Point estimation, 266
Poisson r.v., 156
Poisson random variable, 38
Positive homogeneity, 96
Primary distribution, 213, 220
Probability, 7
Probability axioms, 7
Probability density function, 20
Probability function, 155
Probability generating function, 69
Probability mass function, 18
Probability measure, 7
Probability tree, 7
Quantile, 54
Railty random variable, 139
Random variable, 17
Raw moment, 32
Rejection region, 278
Relative tail weight, 77
Reliability function,, 24
Residual mean lifetime, 84
Right censored, 298
Right tail, 75
Right truncated, 298
Right-censored r.v., 47
Risk management, 96
Risk measure, 96
Risk set, 287, 298
Sample space, 6
Scale distribution, 110
Scale parameter, 111
Secondary distribution, 213, 220
Semi-parametric distributions, 120
Severity distribution, 220
Severity random variable, 220
Simple event, 6
Single-decrement, 333
Skewness, 33
Span, 245
Spliced distribution, 144
standard deviation principle, 99

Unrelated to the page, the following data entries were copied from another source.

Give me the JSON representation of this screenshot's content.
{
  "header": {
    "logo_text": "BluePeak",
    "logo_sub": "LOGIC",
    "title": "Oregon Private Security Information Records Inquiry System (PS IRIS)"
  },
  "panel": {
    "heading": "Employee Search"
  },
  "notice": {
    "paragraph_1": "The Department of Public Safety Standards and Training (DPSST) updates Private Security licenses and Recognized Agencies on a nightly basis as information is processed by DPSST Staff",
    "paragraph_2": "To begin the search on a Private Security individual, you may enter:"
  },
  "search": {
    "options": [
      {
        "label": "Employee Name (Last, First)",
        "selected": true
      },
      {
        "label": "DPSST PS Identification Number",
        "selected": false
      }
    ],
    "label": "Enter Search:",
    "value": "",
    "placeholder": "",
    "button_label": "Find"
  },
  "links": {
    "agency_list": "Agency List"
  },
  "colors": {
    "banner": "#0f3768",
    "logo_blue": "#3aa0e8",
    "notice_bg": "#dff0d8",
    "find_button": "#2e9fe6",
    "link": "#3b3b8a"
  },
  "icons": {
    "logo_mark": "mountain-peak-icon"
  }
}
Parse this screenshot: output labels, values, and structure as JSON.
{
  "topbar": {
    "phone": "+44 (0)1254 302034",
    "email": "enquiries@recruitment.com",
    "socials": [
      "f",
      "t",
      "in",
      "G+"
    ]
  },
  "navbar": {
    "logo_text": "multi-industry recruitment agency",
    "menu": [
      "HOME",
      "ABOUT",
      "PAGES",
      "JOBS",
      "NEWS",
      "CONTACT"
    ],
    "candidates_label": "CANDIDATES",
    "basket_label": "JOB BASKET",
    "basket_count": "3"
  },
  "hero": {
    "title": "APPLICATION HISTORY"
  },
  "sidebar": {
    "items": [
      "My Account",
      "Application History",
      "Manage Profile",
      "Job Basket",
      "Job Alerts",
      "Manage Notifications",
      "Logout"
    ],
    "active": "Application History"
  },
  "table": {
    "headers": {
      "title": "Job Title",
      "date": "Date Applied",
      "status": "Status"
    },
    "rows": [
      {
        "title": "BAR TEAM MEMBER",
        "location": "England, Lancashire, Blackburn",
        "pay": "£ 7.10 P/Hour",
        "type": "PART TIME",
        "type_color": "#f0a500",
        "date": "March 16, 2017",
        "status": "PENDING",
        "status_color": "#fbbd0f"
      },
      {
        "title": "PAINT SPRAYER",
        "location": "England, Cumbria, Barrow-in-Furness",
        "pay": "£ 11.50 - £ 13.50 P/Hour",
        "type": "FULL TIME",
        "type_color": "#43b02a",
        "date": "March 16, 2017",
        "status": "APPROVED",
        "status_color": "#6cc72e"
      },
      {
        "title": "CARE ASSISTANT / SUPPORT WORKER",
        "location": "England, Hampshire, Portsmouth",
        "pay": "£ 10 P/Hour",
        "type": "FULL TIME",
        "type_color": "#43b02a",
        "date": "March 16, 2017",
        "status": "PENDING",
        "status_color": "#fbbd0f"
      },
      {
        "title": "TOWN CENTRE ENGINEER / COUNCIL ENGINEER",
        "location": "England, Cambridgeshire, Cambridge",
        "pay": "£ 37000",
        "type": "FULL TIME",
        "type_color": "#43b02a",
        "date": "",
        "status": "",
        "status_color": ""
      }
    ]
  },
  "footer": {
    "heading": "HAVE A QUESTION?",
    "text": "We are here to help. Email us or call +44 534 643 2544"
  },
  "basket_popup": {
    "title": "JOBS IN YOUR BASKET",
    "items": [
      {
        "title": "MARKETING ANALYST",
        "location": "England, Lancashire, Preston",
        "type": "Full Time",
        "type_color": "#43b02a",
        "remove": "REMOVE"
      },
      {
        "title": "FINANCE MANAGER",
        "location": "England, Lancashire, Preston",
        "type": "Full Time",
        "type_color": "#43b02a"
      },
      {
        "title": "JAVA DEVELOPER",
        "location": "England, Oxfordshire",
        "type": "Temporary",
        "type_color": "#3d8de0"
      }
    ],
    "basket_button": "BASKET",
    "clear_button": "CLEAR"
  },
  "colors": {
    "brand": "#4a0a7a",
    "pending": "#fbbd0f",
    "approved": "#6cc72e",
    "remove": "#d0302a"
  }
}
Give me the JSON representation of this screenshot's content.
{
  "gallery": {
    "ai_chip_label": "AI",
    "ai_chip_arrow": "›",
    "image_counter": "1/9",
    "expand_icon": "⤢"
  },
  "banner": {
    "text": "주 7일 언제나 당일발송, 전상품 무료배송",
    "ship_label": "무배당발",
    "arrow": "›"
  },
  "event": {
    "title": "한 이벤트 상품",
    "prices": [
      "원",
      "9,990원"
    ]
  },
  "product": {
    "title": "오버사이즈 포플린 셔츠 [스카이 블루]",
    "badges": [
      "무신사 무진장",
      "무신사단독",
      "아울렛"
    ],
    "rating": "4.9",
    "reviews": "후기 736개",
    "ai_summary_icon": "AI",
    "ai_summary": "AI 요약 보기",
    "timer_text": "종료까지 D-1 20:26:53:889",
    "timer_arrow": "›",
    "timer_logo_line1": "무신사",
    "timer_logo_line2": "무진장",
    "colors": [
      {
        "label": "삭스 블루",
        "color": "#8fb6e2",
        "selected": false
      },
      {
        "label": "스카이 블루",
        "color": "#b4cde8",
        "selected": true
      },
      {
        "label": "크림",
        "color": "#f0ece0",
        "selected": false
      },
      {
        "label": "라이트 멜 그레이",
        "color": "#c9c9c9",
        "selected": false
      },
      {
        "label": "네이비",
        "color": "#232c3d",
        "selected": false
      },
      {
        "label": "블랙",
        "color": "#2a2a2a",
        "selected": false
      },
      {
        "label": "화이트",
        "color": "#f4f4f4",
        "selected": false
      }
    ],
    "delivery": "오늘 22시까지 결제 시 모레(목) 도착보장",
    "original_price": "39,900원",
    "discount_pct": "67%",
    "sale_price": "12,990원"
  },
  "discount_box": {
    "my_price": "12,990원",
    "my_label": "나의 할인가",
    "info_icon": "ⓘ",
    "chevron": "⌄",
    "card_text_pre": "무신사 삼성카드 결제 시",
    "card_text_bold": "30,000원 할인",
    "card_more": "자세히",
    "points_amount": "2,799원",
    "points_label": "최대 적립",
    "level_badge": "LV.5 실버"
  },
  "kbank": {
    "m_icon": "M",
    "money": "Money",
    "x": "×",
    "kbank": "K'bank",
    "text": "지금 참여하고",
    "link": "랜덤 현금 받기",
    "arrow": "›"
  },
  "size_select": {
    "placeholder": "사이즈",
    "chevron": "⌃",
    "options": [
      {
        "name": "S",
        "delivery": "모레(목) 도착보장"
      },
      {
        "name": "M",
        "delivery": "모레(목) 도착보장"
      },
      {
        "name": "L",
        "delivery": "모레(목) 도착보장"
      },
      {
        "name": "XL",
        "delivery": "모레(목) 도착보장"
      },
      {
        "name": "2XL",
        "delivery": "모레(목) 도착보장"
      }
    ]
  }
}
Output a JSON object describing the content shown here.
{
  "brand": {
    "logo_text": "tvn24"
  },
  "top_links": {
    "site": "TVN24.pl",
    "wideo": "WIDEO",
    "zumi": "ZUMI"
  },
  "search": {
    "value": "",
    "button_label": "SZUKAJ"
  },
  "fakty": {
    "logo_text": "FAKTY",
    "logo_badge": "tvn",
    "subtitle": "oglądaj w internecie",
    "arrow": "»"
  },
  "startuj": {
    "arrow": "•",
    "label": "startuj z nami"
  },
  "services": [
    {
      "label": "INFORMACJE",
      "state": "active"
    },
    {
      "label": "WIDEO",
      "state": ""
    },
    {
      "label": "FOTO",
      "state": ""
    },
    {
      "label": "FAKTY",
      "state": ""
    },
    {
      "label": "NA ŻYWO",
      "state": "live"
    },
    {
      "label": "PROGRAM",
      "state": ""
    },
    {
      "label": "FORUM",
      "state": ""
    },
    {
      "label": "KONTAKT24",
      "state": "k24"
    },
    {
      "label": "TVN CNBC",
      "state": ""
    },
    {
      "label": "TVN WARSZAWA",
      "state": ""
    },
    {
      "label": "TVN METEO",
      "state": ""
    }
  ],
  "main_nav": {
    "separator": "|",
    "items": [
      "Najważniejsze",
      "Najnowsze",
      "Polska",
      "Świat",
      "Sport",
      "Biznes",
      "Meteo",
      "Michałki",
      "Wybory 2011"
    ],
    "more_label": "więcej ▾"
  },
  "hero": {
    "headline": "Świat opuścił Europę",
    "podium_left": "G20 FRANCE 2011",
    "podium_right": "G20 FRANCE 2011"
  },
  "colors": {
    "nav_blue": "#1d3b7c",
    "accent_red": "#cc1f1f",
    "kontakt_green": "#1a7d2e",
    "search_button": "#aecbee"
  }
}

Statistic, 266
Statistical hypothesis, 277
Stochastic model, 2
Stop loss premium, 46
Stop-loss insurance, 230
Subadditivity, 96
Support, 17
Survival function, 24
Tail conditional expectation, 104
Tail-Value-at-Risk, 104
Test statistic, 277
Transformed distribution, 129
Translation invariance, 96
Triangular kernel, 326
Type I error, 278
Type II error, 279
Unbiased, 266
Uniform kernel, 121, 325
INDEX 343
Uniformly minimum variance unbi-
ased estimator, 270
Union, 6
Value at risk, 100
Variable-component mixture distribu-
tion, 117
Variance premium principle, 99
Zero-modied, 176
Zero-truncated, 176